* Task brief *
Which lines below include the string "input"? Please show each one.

* Records *
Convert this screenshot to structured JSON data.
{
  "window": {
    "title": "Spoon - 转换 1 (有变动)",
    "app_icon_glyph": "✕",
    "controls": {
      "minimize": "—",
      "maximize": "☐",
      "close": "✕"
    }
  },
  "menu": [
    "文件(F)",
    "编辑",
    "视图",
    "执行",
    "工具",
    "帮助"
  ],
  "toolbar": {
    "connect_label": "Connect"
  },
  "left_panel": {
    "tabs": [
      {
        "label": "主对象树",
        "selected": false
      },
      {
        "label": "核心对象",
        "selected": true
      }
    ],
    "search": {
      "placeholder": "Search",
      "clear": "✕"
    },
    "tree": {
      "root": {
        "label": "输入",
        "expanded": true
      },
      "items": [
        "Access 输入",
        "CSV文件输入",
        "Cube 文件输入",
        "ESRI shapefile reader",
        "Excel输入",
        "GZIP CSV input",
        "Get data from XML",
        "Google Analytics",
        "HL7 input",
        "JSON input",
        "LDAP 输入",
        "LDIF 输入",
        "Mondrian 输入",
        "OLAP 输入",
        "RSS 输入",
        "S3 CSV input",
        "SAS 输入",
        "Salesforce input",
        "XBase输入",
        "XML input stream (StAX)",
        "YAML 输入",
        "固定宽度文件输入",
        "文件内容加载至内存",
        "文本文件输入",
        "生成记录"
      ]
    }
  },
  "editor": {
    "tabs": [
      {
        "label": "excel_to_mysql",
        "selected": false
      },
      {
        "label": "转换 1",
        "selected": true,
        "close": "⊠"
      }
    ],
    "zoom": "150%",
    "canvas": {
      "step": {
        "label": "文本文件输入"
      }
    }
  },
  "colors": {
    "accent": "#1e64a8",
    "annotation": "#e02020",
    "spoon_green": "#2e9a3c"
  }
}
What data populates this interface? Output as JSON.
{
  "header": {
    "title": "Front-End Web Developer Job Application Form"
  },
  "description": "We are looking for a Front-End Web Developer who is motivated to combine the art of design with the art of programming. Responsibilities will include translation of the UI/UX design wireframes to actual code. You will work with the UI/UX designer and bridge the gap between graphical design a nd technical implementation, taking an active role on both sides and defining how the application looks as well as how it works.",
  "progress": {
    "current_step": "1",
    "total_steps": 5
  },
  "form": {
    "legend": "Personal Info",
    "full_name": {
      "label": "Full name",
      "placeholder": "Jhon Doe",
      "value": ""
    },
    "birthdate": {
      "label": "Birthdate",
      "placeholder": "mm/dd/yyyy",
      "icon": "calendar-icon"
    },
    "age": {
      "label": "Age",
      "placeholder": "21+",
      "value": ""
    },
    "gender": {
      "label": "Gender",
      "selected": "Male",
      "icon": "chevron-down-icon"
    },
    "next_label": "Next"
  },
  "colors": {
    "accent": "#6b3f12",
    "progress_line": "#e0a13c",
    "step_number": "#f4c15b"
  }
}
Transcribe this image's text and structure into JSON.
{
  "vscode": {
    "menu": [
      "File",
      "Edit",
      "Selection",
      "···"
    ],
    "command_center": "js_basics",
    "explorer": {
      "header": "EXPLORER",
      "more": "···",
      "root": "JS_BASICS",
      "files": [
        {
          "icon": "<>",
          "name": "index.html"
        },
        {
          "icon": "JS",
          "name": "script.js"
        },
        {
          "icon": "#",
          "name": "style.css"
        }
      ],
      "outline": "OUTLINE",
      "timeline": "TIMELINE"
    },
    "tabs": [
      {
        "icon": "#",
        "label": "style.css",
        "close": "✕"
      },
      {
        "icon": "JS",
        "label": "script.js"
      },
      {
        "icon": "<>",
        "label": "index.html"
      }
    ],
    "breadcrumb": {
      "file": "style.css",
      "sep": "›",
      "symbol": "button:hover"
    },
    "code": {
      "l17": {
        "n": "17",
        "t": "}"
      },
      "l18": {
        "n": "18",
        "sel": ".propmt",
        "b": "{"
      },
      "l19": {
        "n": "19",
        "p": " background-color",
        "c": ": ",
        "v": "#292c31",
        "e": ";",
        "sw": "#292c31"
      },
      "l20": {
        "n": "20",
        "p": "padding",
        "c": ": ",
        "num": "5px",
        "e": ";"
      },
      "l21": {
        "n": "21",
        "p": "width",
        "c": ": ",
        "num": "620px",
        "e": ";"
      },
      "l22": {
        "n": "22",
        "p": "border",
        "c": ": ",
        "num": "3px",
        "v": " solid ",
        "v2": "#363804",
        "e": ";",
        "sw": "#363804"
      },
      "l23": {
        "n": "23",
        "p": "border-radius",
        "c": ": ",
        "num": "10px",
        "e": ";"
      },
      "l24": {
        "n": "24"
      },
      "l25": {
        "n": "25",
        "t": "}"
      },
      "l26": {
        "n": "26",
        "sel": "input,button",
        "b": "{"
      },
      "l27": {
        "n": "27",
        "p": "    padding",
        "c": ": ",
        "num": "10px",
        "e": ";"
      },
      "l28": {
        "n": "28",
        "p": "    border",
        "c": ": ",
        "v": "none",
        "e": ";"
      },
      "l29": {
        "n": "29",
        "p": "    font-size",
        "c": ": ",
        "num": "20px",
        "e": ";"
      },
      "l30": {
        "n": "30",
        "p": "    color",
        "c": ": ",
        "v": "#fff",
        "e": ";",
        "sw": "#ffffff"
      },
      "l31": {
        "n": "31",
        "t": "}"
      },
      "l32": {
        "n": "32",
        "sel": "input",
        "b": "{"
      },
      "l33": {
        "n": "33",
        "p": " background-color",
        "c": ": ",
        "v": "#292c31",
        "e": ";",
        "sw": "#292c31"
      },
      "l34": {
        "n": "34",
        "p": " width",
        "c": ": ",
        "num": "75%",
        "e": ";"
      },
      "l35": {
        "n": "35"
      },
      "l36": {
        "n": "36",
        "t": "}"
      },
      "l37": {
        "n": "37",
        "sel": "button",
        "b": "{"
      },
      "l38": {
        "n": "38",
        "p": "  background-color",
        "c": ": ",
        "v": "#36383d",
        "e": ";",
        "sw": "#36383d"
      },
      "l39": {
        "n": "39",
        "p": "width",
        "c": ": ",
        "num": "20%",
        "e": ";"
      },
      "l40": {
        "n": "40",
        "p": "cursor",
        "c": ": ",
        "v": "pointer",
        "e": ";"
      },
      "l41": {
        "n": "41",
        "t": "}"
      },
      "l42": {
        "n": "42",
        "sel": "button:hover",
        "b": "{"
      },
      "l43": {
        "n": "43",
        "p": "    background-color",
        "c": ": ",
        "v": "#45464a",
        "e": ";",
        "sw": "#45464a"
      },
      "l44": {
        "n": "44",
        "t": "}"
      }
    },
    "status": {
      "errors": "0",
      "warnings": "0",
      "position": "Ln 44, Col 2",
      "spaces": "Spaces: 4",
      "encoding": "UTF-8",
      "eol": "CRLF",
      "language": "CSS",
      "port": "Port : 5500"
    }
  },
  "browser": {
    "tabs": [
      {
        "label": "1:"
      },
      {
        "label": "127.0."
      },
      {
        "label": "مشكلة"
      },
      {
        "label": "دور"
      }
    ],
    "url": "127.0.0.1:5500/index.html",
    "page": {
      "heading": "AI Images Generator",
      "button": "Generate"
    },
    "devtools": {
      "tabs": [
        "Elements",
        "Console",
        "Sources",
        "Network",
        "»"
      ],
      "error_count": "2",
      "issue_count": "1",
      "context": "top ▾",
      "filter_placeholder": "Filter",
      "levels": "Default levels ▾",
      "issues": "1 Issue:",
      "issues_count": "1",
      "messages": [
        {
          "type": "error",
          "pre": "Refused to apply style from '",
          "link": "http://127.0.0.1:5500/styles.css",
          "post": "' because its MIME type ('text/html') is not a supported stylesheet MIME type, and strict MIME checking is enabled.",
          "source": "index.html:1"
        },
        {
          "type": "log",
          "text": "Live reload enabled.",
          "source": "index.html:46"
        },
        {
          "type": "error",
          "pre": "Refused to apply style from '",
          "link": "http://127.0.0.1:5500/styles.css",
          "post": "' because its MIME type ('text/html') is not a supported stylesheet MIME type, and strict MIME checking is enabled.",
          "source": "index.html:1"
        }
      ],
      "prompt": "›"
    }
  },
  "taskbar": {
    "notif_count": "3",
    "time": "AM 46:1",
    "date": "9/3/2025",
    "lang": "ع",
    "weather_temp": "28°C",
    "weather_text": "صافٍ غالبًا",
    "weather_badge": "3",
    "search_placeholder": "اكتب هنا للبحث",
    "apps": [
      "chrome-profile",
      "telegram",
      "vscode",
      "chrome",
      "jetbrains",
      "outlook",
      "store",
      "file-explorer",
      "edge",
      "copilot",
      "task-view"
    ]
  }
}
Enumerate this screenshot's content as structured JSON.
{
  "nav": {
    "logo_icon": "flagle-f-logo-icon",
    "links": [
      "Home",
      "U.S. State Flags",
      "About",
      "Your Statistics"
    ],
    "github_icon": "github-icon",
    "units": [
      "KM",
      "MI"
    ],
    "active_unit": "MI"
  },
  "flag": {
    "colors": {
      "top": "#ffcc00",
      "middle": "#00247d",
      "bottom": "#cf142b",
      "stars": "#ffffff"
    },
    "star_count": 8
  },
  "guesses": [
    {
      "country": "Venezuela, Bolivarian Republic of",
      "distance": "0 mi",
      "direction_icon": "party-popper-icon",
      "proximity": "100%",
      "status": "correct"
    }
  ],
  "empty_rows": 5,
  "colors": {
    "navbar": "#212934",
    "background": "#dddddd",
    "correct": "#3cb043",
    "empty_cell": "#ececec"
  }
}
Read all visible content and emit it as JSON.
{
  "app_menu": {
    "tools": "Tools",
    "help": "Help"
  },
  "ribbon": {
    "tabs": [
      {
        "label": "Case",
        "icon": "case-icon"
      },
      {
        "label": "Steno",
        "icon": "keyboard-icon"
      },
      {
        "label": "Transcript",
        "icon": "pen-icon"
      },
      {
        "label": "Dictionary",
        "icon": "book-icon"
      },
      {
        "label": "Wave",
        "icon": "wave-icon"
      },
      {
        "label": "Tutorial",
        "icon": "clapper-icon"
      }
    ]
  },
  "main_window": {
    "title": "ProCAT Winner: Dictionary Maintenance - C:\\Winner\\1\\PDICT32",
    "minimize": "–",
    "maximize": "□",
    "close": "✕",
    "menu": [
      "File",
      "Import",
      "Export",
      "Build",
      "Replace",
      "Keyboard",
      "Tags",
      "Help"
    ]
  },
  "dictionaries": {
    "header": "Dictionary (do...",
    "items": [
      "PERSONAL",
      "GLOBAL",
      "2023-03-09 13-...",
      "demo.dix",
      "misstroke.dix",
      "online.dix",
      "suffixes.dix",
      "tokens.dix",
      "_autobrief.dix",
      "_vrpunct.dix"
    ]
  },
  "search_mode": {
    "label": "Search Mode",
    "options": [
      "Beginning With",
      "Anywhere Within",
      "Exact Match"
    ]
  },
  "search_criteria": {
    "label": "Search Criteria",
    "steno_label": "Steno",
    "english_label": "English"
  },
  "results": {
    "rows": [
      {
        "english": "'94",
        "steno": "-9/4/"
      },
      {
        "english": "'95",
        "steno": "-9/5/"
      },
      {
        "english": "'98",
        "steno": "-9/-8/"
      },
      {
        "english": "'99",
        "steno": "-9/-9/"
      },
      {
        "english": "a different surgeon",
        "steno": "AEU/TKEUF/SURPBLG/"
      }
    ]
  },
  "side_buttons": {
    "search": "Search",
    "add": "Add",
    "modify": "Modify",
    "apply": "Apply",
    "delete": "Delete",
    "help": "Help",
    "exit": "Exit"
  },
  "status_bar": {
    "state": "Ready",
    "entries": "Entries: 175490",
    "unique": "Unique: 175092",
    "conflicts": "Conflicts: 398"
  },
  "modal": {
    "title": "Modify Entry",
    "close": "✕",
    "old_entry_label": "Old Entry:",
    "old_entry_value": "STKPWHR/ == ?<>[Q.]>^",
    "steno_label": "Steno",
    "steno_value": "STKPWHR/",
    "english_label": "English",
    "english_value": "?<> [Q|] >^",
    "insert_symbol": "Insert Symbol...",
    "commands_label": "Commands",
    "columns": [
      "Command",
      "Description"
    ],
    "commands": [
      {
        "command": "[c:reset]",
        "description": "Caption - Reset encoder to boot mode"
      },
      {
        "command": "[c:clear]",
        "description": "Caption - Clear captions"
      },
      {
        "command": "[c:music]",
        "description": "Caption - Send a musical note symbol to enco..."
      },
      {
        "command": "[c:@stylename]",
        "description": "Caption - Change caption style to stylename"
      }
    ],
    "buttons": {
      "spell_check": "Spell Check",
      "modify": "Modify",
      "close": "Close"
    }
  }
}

* Response *
        "GZIP CSV input",
        "HL7 input",
        "JSON input",
        "S3 CSV input",
        "Salesforce input",
        "XML input stream (StAX)",
        "sel": "input,button",
        "sel": "input",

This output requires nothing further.